Secondly, both articles explore the concept of objects having an inverse to their logic. Miller uses the example of the Kula and the arm shells to explain this concept. These objects circulate because the shells accumulate fame to pass on to their progeny. Meanwhile Thomas points out that we tend to crowd museums to get a glimpse of tribal tools that are reminiscent of simpler times without so much importance on the material. Since objects are materialized extensions of the self, these two articles talk about the impossibility of contemplating the self without the material world ( intangible without the tangible).
Finally, I find it useful to read Miller’s article first. this order is helpful because when Thomas describes the tendencies of ethnographic inquiry to view the world’s tribal cultures as uncompromising to western expectations,it serves as an example to Miller’s “lesson in material culture”. This model that states that “the more we fail to notice [objects], the more…determinant of us they turn out to be” (59) therefore becomes more concerning because we can see how this analytical deficiency affect the decisions made about and for people considered to be the uncompromising “other”.

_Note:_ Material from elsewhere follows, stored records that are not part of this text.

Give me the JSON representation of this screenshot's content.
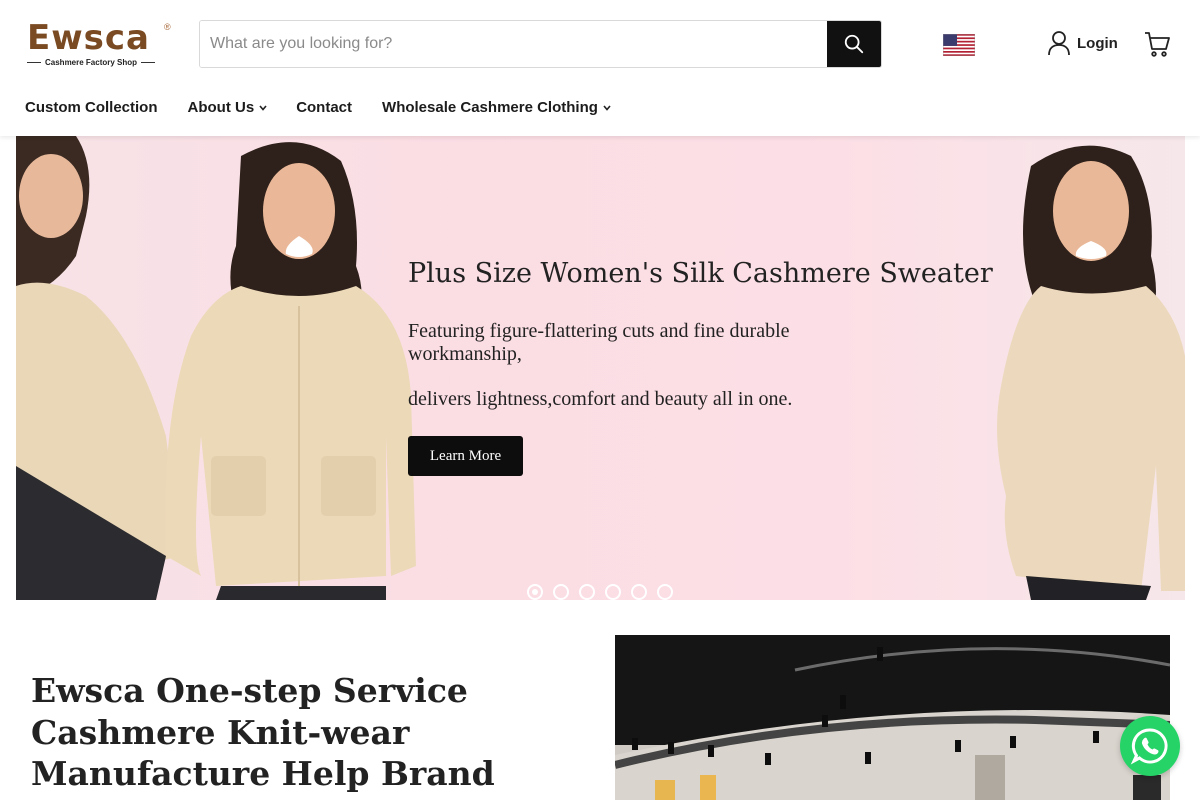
{
  "brand": {
    "name": "Ewsca",
    "registered_mark": "®",
    "tagline": "Cashmere Factory Shop",
    "color": "#7a4a22"
  },
  "search": {
    "placeholder": "What are you looking for?",
    "value": "",
    "icon": "search-icon"
  },
  "header": {
    "country_flag": "us-flag-icon",
    "login_label": "Login",
    "login_icon": "user-icon",
    "cart_icon": "cart-icon"
  },
  "nav": {
    "items": [
      {
        "label": "Custom Collection",
        "has_dropdown": false
      },
      {
        "label": "About Us",
        "has_dropdown": true
      },
      {
        "label": "Contact",
        "has_dropdown": false
      },
      {
        "label": "Wholesale Cashmere Clothing",
        "has_dropdown": true
      }
    ]
  },
  "hero": {
    "title": "Plus Size Women's Silk Cashmere Sweater",
    "subtitle_line1": "Featuring figure-flattering cuts and fine durable workmanship,",
    "subtitle_line2": "delivers lightness,comfort and beauty all in one.",
    "button_label": "Learn More",
    "slide_count": 6,
    "active_slide": 1,
    "background_color": "#fbdde4"
  },
  "about": {
    "heading": "Ewsca One-step Service Cashmere Knit-wear Manufacture Help Brand Building Unique Style"
  },
  "floating": {
    "whatsapp_icon": "whatsapp-icon",
    "whatsapp_color": "#25d366"
  }
}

Miller: what kind of objects remain true to their original purpose? under what circumstances?
Thomas: speaks of world nuances and the transformation of objects as “partly constituted by transaction between societies, through our mutual entanglements” and “international relations of production” (9)- in terms of diaspora studies, what are some examples of these transformations?